Excision showing off the capabilities of his new Paradox stage production; Electric Factory (Philadelphia, PA)
Saturday, March 5th, 2016 || Photo by Panda Media (Zack Bruzgo)
by Kyle Taylor |
Bringing out the big guns would be a massive understatement, if not honestly an insult, to the true ferocity of Excision‘s new live experience and stage production: The Paradox. We have seen the Canadian bass producer steadily build himself, packing 100,000 watts of PK Sound with him each year on tour since 2012. That year he embarked on his first major U.S. headlining tour, The X Tour, which hit The TLA here in Philadelphia. The sound experience was bone-crushing… literally. Anyone in attendance that fateful evening can surely recount the bass vibrating their every cell, head to toe. The first evolution of Excision’s stage production, even at that time, was one of the largest and most technically sophisticated pieces on the market.
The very next year Excision made his return to Philadelphia, this time at the Electric Factory, which he has since made his annual temporary home here in our city on each following tour. That time Excision brought out his new Executioner stage production, introducing one of the largest stage installations ever conceived, plastered with crisp and mesmerizing VJ work throughout the performance. The Executioner made its return in both of the following years (2014 and 2015), this time upping the ante to 150,000 watts of PK Sound. One should take note that the 2014 tour also faced the audience with a life-sized, costumed tyrannosaurus stomping about on stage to the bass-quakes for a portion of Excision’s set.

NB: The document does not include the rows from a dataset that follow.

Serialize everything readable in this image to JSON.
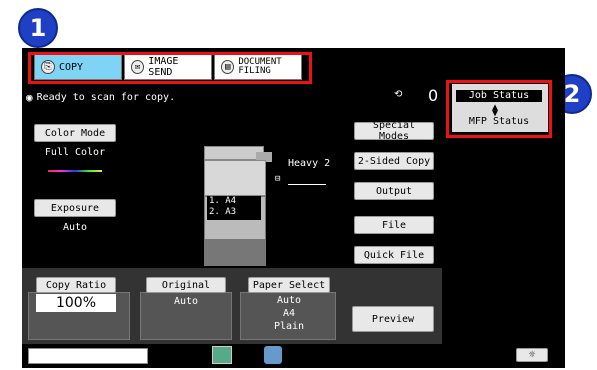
{
  "markers": {
    "m1": "1",
    "m2": "2"
  },
  "tabs": [
    {
      "label": "COPY",
      "icon": "copy-icon"
    },
    {
      "label": "IMAGE SEND",
      "icon": "image-send-icon"
    },
    {
      "label": "DOCUMENT FILING",
      "icon": "document-filing-icon"
    }
  ],
  "status": {
    "message": "Ready to scan for copy.",
    "count": "0"
  },
  "job": {
    "job_status": "Job Status",
    "mfp_status": "MFP Status",
    "toggle_icon": "up-down-arrows-icon"
  },
  "left": {
    "color_mode_label": "Color Mode",
    "color_mode_value": "Full Color",
    "exposure_label": "Exposure",
    "exposure_value": "Auto"
  },
  "machine": {
    "output_label": "Heavy 2",
    "tray1": "1. A4",
    "tray2": "2. A3"
  },
  "right_buttons": [
    "Special Modes",
    "2-Sided Copy",
    "Output",
    "File",
    "Quick File"
  ],
  "bottom": {
    "copy_ratio_label": "Copy Ratio",
    "copy_ratio_value": "100%",
    "original_label": "Original",
    "original_value": "Auto",
    "paper_select_label": "Paper Select",
    "paper_line1": "Auto",
    "paper_line2": "A4",
    "paper_line3": "Plain",
    "preview_label": "Preview"
  },
  "colors": {
    "accent": "#7fd3f5",
    "highlight": "#e11111",
    "marker": "#1f3fc4"
  }
}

Photo by Panda Media (Zack Bruzgo)
It was quite easy to tell, however, at that time that Jeff Abel (Excision) had a new dastardly plan brewing for his fans. Why would a man so profoundly devoted to keeping his live experience fresh, authentic, and absolutely mind-blowing settle for utilizing the same stage production three years running? Laziness or complacency are surely not the answer. Of course an obvious hand does point to Destroid, a live three-piece bass music project lead by Excision that also debuted in 2013. The more obvious answer, though, is simply the preparation of the new gut-wrenching Paradox stage production.
The patience of Excision’s fans has truly been rewarded. From even an outsider perspective, one glance at a few photos or even a short clip of the Paradox reveals the insurmountable time and effort that must have gone into its conception. Not only does the production boast one of the most intense and high definition light rigs on the touring music circuit, but the thematic elements themselves deserve equal recognition as well. Much like Excision’s musical production, the visual spectrum of the Paradox bore into and out of a dark contortion of post-apocalyptic, mechanized environments; heavy metal and horror movie moments; and robotic, science-fiction fantasies. The tyrannosaurus also made a much overdue return.

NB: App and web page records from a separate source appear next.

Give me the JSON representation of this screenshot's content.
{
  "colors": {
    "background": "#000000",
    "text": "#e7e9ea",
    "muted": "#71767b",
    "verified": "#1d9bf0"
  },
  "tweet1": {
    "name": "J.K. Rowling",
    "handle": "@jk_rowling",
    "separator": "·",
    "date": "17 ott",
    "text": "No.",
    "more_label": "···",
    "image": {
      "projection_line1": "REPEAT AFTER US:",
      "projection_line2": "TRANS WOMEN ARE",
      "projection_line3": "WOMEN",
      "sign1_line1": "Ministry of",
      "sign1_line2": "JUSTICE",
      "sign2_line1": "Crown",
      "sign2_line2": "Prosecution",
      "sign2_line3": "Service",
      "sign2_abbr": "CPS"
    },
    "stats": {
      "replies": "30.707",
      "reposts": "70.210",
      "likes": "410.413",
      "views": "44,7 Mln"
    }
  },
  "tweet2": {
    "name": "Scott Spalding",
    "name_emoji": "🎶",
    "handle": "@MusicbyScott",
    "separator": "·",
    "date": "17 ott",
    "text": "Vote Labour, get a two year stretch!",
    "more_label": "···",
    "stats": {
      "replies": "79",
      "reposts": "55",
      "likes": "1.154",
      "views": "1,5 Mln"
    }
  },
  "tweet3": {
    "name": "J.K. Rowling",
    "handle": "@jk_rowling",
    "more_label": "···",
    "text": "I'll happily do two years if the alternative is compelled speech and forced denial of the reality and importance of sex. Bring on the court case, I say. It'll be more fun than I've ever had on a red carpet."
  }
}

Video by Panda Media (Zack Bruzgo)
Between his annual appearance and heart-throttling sets at Shambhala Music Festival each year, participation in Destroid, operating of his own label Rottun Recordings, and for his sake hopefully still somewhat of a personal life, it is pretty clear Abel is a busy guy. Obviously, a touring piece of production on this level takes more than one man; surely some commendation and applause should be directed at the amazing collaborative team as a whole that came together on this project. Still, the mind behind the conception of such a massive, magnificent piece of art is undoubtedly Abel’s.

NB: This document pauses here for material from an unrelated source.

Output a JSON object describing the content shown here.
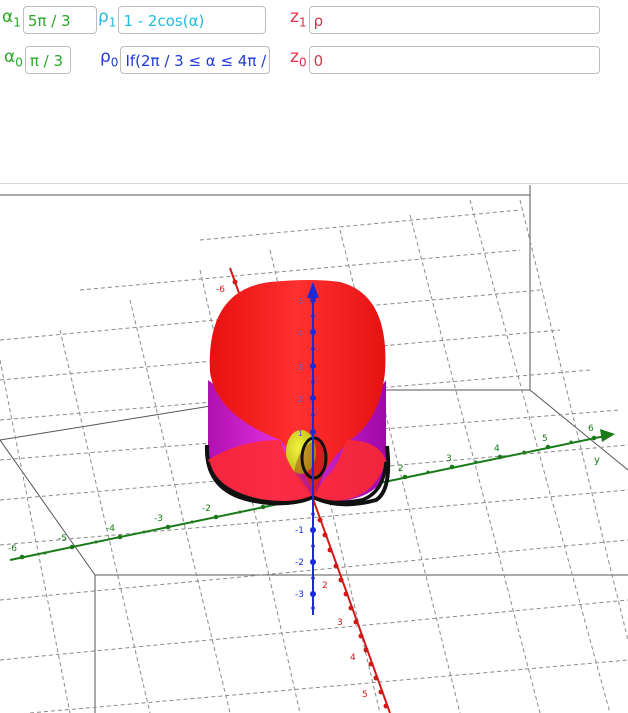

The Executioner held its place for three years- it had a good run. New live sets from Excision each year, and of course little dashes of extra surprises still managed to keep things fresh. In the end, one can confidently say the wait was worth it for The Paradox, though. Surely, this project was multiple years in the making, and that time spent perfecting its operation shown through magnificently at Excision’s most recent appearance at the Electric Factory on Saturday, March 5th.
All this talk of the lighting setup is making me feel a little guilty for not mentioning the sound, though. Of course, many bass heads have been following Excision for quite some time already. Many have already experienced the massive 150,000 watts of PK Sound that Abel carts around on tour with him by now. Still, the system deserves a note in itself. Delivering one of the most crisp sound experiences for bass music available today, the gruesome system delivers literal floor-shaking reverberations, even in the most voluminous of venues.
Photo by Panda Media (Zack Bruzgo)
While the Excision sound has remained stagnantly founded around bass music, and primarily dubstep, the sound of the project has undergone equal transformation of incarnations over the years that Abel’s staging has. Growing even more violent and raucous in delivery (even when it seems no longer possible), Excision’s track selections remain impeccable and appropriately self-showcasing year after year. Building sets from a large portion of steadily new, original productions, as well as a handful of tracks off Rottun Recordings, these sets have become a staple of the bass music world- proven largely by the immense popularity and traffic drawn to each year’s landmark “Shambhala Mix”.
If there is one thing we can take away from The Paradox and the 2016 Excision Tour, it is that this one one artist who shows no signs of slowing down, let alone dumbing down, his performances. A true technological connoisseur, Excision leaves us with the conclusion that we can expect to see him continuously take his live performances to the next stage year after year.